Asymetrical Animals?

I think that a flounder is because it has a bottom and a top side with two eyes IIRC. But I wonder if there are any others. Maybe other sea creatures?

But aren’t flounders symmetrical when hatched?

Fiddler crab

Lots of crabs have one claw way bigger than the other. Narwhals’ tusks are one tooth, thus they’re asymmetrical.

Sponges, corals, etc. have little to no symmetry but are animals.

Snails and sea snails and such with their shells.

Crossbills quality in the bird class.

The sidehill gouger is asymmetrical.

Oh, and Bjorn Borg :slightly_smiling_face:

Let’s not forget the Moties!

I assume you mean on the outside, because inside we are asymmetrical of course (presumably along with a lot of other animals)!

Lobsters too actually.

Narwhals have a tusk in the center no?

No.

The most conspicuous characteristic of the male narwhal is a single long tusk, which is in fact a canine tooth that projects from the left side of the upper jaw, through the lip and forms a left-handed helical spiral.

Won’t you be my Fyunch(click)?

Are corals individual animals or colonies of polyps? (I have no idea whether the polyps are symmetrical.). Because if we include colonies, we can go all meta and include bee and termite colonies.

Each disk of zoanthids is an individual animal.
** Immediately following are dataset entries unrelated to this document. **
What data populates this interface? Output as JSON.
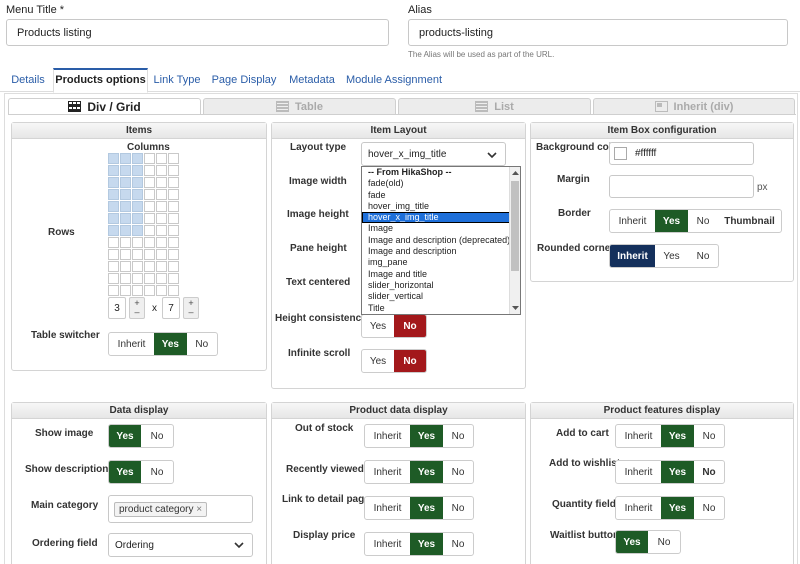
{
  "form": {
    "menu_title_label": "Menu Title *",
    "menu_title_value": "Products listing",
    "alias_label": "Alias",
    "alias_value": "products-listing",
    "alias_hint": "The Alias will be used as part of the URL."
  },
  "tabs": [
    "Details",
    "Products options",
    "Link Type",
    "Page Display",
    "Metadata",
    "Module Assignment"
  ],
  "subtabs": [
    "Div / Grid",
    "Table",
    "List",
    "Inherit (div)"
  ],
  "items": {
    "title": "Items",
    "columns_label": "Columns",
    "rows_label": "Rows",
    "rows_value": "3",
    "cols_value": "7",
    "times": "x",
    "plus": "+",
    "minus": "–",
    "table_switcher_label": "Table switcher"
  },
  "item_layout": {
    "title": "Item Layout",
    "layout_type_label": "Layout type",
    "layout_type_value": "hover_x_img_title",
    "image_width_label": "Image width",
    "image_height_label": "Image height",
    "pane_height_label": "Pane height",
    "text_centered_label": "Text centered",
    "height_consistency_label": "Height consistency",
    "infinite_scroll_label": "Infinite scroll",
    "options": [
      "-- From HikaShop --",
      "fade(old)",
      "fade",
      "hover_img_title",
      "hover_x_img_title",
      "Image",
      "Image and description (deprecated)",
      "Image and description",
      "img_pane",
      "Image and title",
      "slider_horizontal",
      "slider_vertical",
      "Title"
    ]
  },
  "item_box": {
    "title": "Item Box configuration",
    "bg_color_label": "Background color",
    "bg_color_value": "#ffffff",
    "margin_label": "Margin",
    "margin_unit": "px",
    "border_label": "Border",
    "rounded_label": "Rounded corners"
  },
  "data_display": {
    "title": "Data display",
    "show_image_label": "Show image",
    "show_description_label": "Show description",
    "main_category_label": "Main category",
    "main_category_chip": "product category",
    "chip_remove": "×",
    "ordering_field_label": "Ordering field",
    "ordering_field_value": "Ordering"
  },
  "product_data": {
    "title": "Product data display",
    "out_of_stock_label": "Out of stock",
    "recently_viewed_label": "Recently viewed",
    "link_detail_label": "Link to detail page",
    "display_price_label": "Display price"
  },
  "product_features": {
    "title": "Product features display",
    "add_to_cart_label": "Add to cart",
    "add_to_wishlist_label": "Add to wishlist",
    "quantity_field_label": "Quantity field",
    "waitlist_label": "Waitlist button"
  },
  "btn": {
    "inherit": "Inherit",
    "yes": "Yes",
    "no": "No",
    "thumbnail": "Thumbnail"
  },
  "colors": {
    "accent": "#2a5da8",
    "yes_green": "#1e5b26",
    "no_red": "#a3181b",
    "inherit_blue": "#14305c"
  }
}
Coral with multiple polyps are a single animal. Of course, many of them live together in groups.

Coral polyps are symmetrical, they show radial symmetry instead of the more human bilateral symmetry .

Bjorn Borg’s got nothing on Matthias Schlitte:

A Rose-breasted Grosbeak. Note that the red coloration veers off to one side.

I supposed the OP was asking about structural symmetry, as coloration would apply to giraffes, zebras, all manner of cows/horses/dogs/cats…

Yeah that’s what I meant. Now that I think about it.

So we have Flounder, the narwhal, the crossbill, we have crustaceans limbs and perhaps mollusks but I’m not sure about the anatomy there aside from the shell. Sponges and other amorphous beings might count but there’s no reason they couldn’t be symmetrical.

Actually there are two types, the clockwise gouger and the counterclockwise gouger. They’ve evolved to be different species since they have trouble mating.

There’s an old limerick about someone with a corkscrew part of their anatomy. It ends with the words “Left hand thread”